Main Street in Whitehorse on May 4. Whitehorse city council has passed a bylaw to allow pop-up patios in city parking spaces. (Stephanie Waddell/Yukon News)
Bagged meter fees could be discounted for patios

Council passes first reading at special meeting

Kluane Adamek, AFN Yukon’s regional chief, has signalled a postponement to a graduation ceremony scheduled for today due to COVID-19. She is seen here in her Whitehorse office on March 17. (Crystal Schick/Yukon News file)
AFN Yukon’s post-secondary grad celebration postponed

The event scheduled for June 14 will be rescheduled when deemed safe

(Alexandra Newbould/Canadian Press)
In this artist’s sketch, Nathaniel Veltman makes a video court appearance in London, Ont., on June 10, as Justice of the Peace Robert Seneshen (top left) and lawyer Alayna Jay look on.
Terror charges laid against man accused in London attack against Muslim family

Liam Casey Canadian Press A vehicle attack against a Muslim family in… Continue reading

Dr. Michael Patterson, Nunavut’s chief public health officer, poses for a portrait in the boardroom outside his office in Iqaluit, Nunavut, on Sept. 30, 2020. (Emma Tranter/Canadian Press)
Two cases of COVID-19 at Iqaluit school, 9 active in Nunavut

Nunavut’s chief public health officer says two COVID-19 cases at Iqaluit’s middle… Continue reading

The Village of Carmacks has received federal funding for an updated asset management plan. (Crystal Schick/Yukon News file)
Federal funding coming to Carmacks

The program is aimed at helping municipalities improve planning and decision-making around infrastructure

Paddlers start their 715 kilometre paddling journey from Rotary Park in Whitehorse on June 26, 2019. The 2021 Yukon River Quest will have a different look. (Crystal Schick/Yukon News file)
The 22nd annual Yukon River Quest moves closer to start date

Although the race will be modified in 2021, a field of 48 teams are prepared to take the 715 kilometre journey from Whitehorse to Dawson City on the Yukon River

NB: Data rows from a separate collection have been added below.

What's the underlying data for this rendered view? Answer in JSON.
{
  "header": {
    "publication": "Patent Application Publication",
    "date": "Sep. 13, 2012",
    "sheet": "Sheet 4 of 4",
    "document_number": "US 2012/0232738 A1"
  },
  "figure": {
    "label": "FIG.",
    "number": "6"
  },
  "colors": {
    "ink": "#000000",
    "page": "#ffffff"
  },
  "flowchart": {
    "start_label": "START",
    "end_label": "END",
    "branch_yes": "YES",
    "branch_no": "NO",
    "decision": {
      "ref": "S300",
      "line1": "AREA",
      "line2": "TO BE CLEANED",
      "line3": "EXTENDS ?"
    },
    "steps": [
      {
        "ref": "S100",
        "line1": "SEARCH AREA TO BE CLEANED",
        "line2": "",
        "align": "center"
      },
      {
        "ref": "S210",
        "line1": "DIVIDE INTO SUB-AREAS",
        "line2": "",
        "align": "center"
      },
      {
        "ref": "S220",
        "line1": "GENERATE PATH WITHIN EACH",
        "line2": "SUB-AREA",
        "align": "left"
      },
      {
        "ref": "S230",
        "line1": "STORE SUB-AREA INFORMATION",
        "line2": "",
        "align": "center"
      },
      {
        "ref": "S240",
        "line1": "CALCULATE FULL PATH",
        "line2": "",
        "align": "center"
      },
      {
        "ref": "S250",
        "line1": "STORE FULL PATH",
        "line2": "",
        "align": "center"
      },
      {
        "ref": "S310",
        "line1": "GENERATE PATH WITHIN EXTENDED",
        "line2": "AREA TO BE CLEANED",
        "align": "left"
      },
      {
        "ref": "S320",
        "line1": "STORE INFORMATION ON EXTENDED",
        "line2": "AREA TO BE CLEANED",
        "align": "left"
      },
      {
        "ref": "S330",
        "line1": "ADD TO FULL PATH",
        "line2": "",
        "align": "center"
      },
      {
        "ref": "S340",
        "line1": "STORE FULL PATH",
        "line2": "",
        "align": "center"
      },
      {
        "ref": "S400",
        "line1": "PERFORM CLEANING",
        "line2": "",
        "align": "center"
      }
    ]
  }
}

Whitehorse City Hall (Yukon News file)
City news, briefly

A look at issues discussed by Whitehorse city council at its June 7 meeting

Letters to the editor.
This week’s mailbox: the impact of residential schools, Whitehorse Connects, wildfires

Dear Editor; Anguish – extreme pain, distress or anxiety. Justice – the… Continue reading

PROOF CEO Ben Sanders is seen with the PROOF team in Whitehorse. (Submitted)
Proof and Yukon Soaps listed as semifinalists for national award

The two companies were shortlisted from more than 400 nominated

Most Read